Associate Professor Emma Hamilton-Williams leads the Type 1 diabetes pathogenesis and therapy group.

Research projects

  • A novel role for the interleukin-2 pathway in humans and mouse models of type 1 diabetes
  • Genetic control of intestinal microflora in type 1 diabetes susceptibility
  • Impaired Regulatory T cell function in type 1 diabetes

Researcher biography

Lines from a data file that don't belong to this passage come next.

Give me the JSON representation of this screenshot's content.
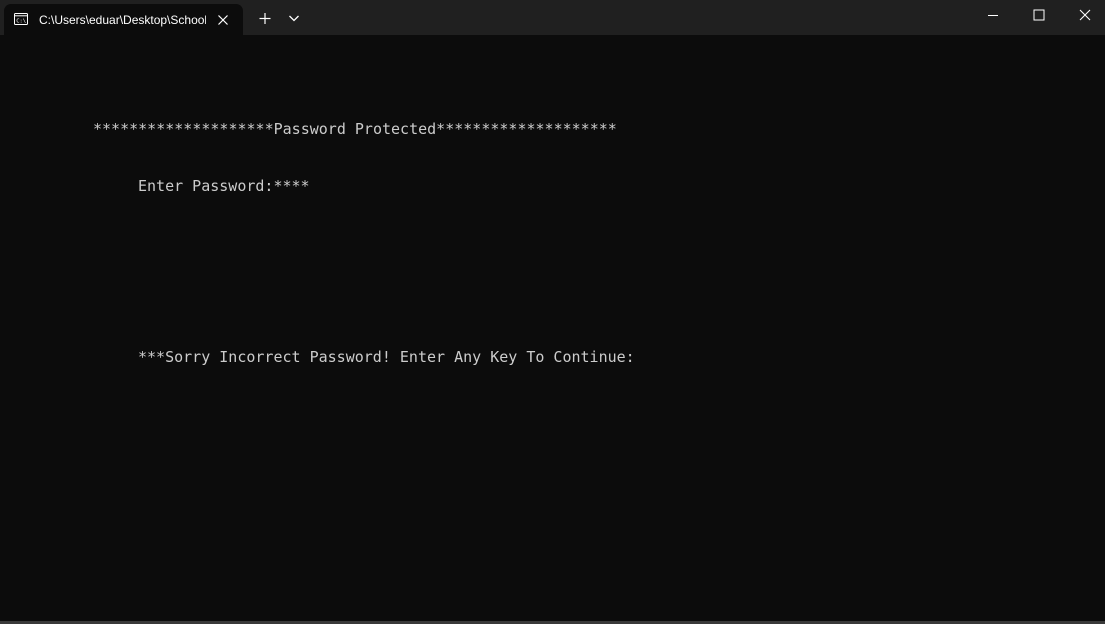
{
  "tab": {
    "title": "C:\\Users\\eduar\\Desktop\\School",
    "icon": "terminal-icon",
    "close_icon": "close-icon"
  },
  "titlebar": {
    "new_tab_icon": "plus-icon",
    "dropdown_icon": "chevron-down-icon",
    "minimize_icon": "minimize-icon",
    "maximize_icon": "maximize-icon",
    "close_icon": "close-icon"
  },
  "console": {
    "header_line": "********************Password Protected********************",
    "password_prompt": "Enter Password:****",
    "error_line": "***Sorry Incorrect Password! Enter Any Key To Continue:"
  },
  "colors": {
    "titlebar_bg": "#202020",
    "console_bg": "#0c0c0c",
    "console_text": "#cccccc",
    "tab_text": "#ffffff"
  }
}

Associate Professor Emma Hamilton-Williams' career focuses on understanding how immune tolerance is disrupted leading to the development of type 1 diabetes. She received her PhD from the Australian National University in 2001 and later trained as a postdoctoral fellow at the Scripps Research Institute in San Diego. Currently an Associate Professor at the University of Queensland Diamantina Institute, her laboratory now focuses on developing an immunotherapy for type 1 diabetes as well as understanding the role of the gut microbiota in as a potential trigger for type 1 diabetes. Her laboratory is using nanoparticle technology to deliver an immunotherapy that specifically tolerises the immune cells that cause type 1 diabetes and is working towards a first-in -human trial of this approach. She uses state-of-the-art protein sequencing techniques to probe how disturbances in the gut microbiota of children with type 1 diabetes impacts the function of the gut and the pancreas. She recently currently conducted a clinical trial of a microbiome-targeting dietary supplement aimed at restoring a healthy microbiome and immune tolerance with an ultimate aim of preventing type 1 diabetes.